Introducing Our Cover Star, Brian Bosire: “Africa – A Land Brimming with Opportunities…”

Four years prior, Brian Bosire shared with us his aspiration for UjuziKilimo to impact over 10,000 farmers. Now, during a photo shoot for this feature at NewKatz.Studio in Johannesburg, he reveals that the project has extended its reach to more than 26,000 farmers.

“Our vision essentially revolves around a world where smallholder farmers are empowered, leveraging cutting-edge technology to make informed decisions about their farms, access financial support, and gain knowledge to enhance farm productivity,” Bosire states.

Growing up in a small town in southwestern Kenya, Kisii, Bosire developed a deep passion for smallholder farming.

“I hail from a farming village in Kenya, and my parents’ primary profession was farming,” Bosire shares. “They were smallholder farmers, so as I matured, it essentially shaped my understanding of food production and the economy, representing the sole source of livelihood in our family.”

The ESRC STEPS (Social, Technological and Environmental Pathways to Sustainability) Centre agrees with Bosire’s perspective that smallholder farmers are fundamental to the nation’s food security and economy. According to a 2023 report by the centre, “Small farms account for 75% of the total agricultural output.”

As an accomplished engineer, Bosire sought solutions for these farmers that would bring both economic and social benefits.

This inspired the birth of his enterprise, UjuziKilimo– a term in Swahili that translates to ‘knowledge farming’. It processes millions of data points daily to generate a comprehensive and highly accurate soil and agronomic data pool, specific to each field.

Soil Pal, a handheld device, serves as a soil parameter, promptly measuring the content of the farmer’s soil, and yielding adequate data. This allows farmers to get practical information within five minutes about the most suitable crops for their land and the required fertilizers.
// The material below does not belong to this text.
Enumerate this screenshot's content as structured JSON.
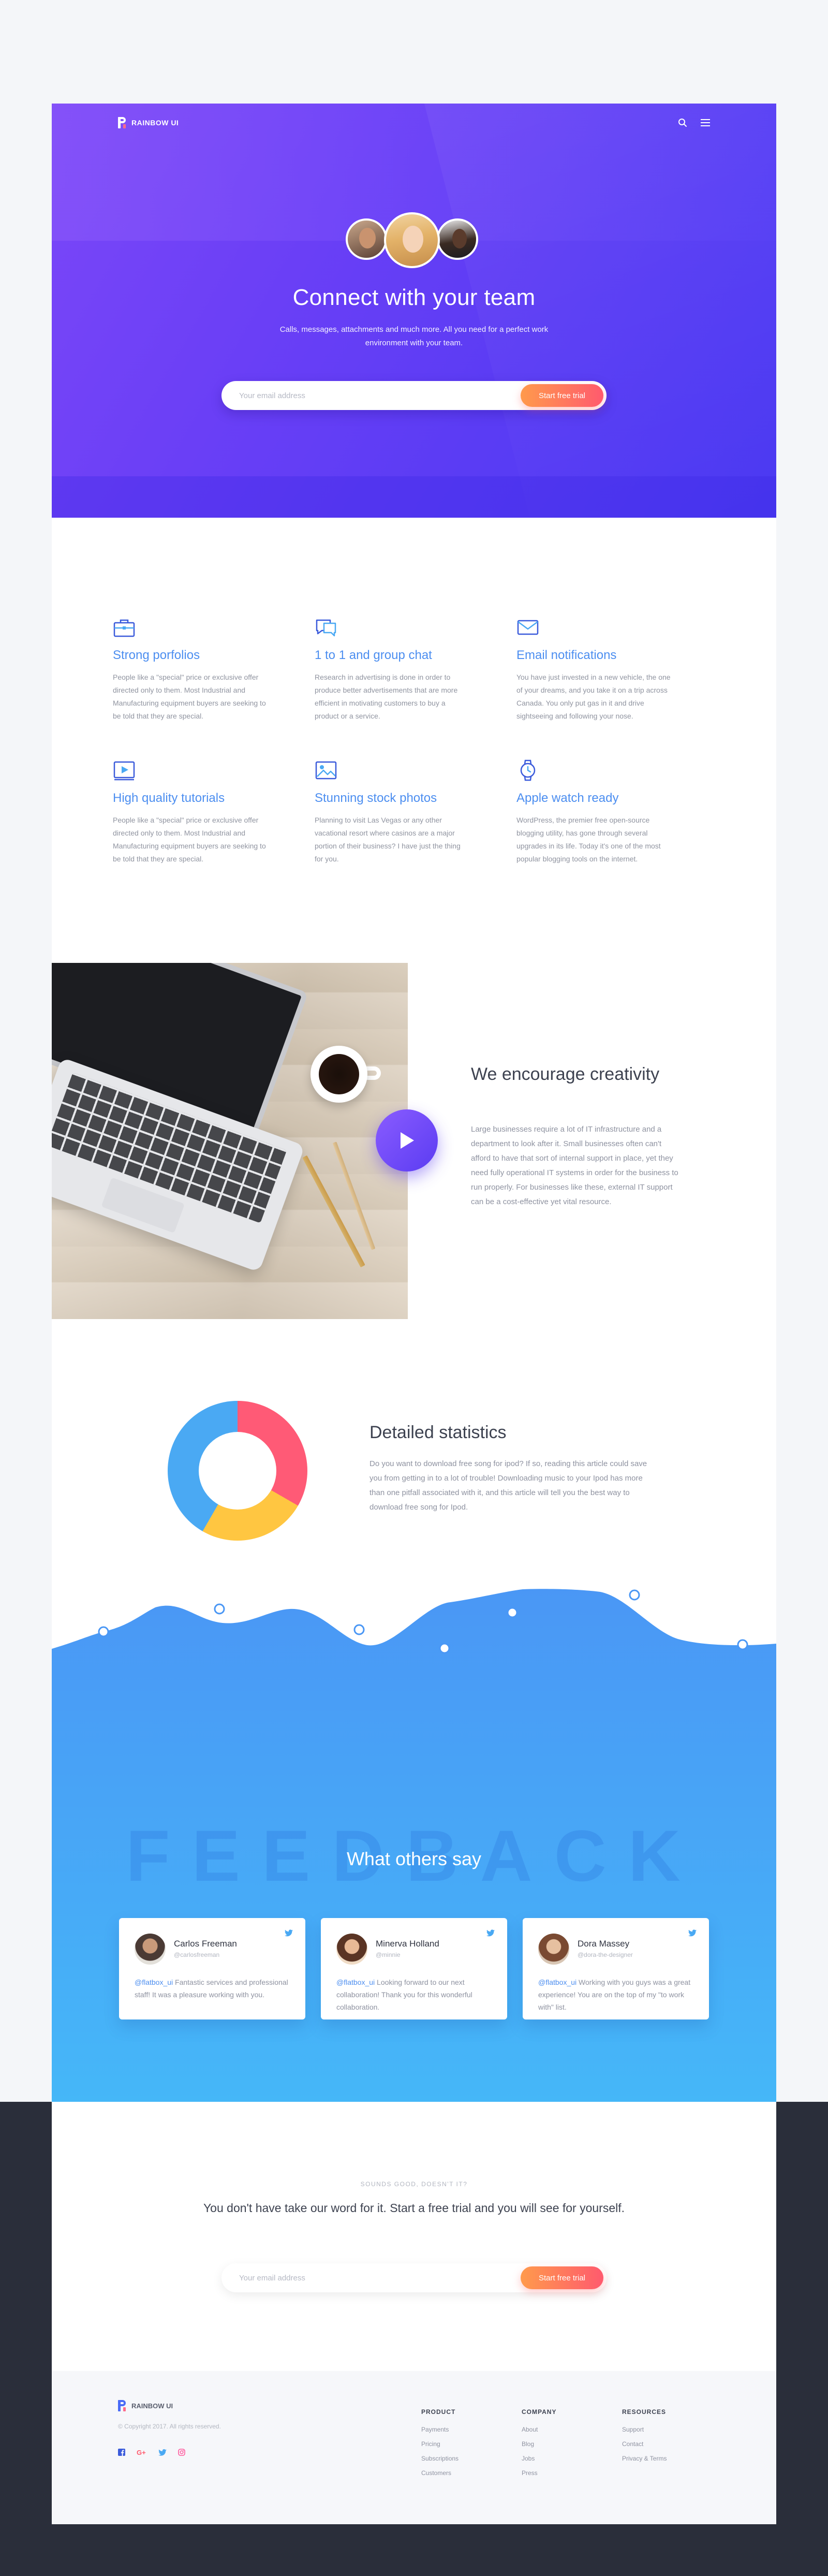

An integral part of the UjuziKilimo package is also FarmSuite, a comprehensive farm management software offering predictive farm analytics, intelligent insights, and recommendations to empower decision-making for farmer groups, co-operatives, and service providers.
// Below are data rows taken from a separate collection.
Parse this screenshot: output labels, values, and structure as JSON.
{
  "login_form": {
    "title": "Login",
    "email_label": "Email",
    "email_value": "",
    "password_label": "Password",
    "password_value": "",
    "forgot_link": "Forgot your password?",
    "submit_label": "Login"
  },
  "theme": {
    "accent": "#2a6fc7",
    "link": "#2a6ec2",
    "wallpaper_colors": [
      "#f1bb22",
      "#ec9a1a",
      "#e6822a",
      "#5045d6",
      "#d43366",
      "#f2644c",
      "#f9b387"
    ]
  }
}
“Our technology ensures that farmers are transitioning away from guesswork. Traditionally, farmers have relied on intuition to make decisions on crop selection.”

Bosire believes in the abundant opportunities that lie within the African landscape in the realm of agriculture and technology.

“Unlike developed countries, Africa presents a plethora of opportunities concerning the adoption of emerging technologies,” Bosire emphasizes. “It’s an undeniable fact that smallholder farmers comprise the majority of food producers currently. However, it’s disheartening that a significant number of these farmers still live on less than $2 or $3 per day.”

As stated in the United Nations’ Food and Agriculture Organization’s report, The Economic Lives of Smallholder Farmers, about three billion rural inhabitants live in approximately 475 million small farm households, working on land plots smaller than two hectares. The average small farm size in Kenya is slightly larger, being 0.47 hectares, while in Ethiopia, it’s 0.9 hectares.

“Many are poor and food-insecure with limited access to markets and services. Their choices are constrained, but they continue to farm their land and produce food for a large portion of the world’s population. In addition to farming, they engage in multiple economic activities, often in the informal economy, to supplement their modest incomes,” the report read.

For UjuziKilimo, the goal is to ensure that smallholder farmers receive a fair return on their products as they contribute to the future of food. The data collected from the soil, coupled with the interaction with farmers, enables Bosire to provide these farmers access to services like insurance and financing, “owing to the richness of the data that we have developed over

time”.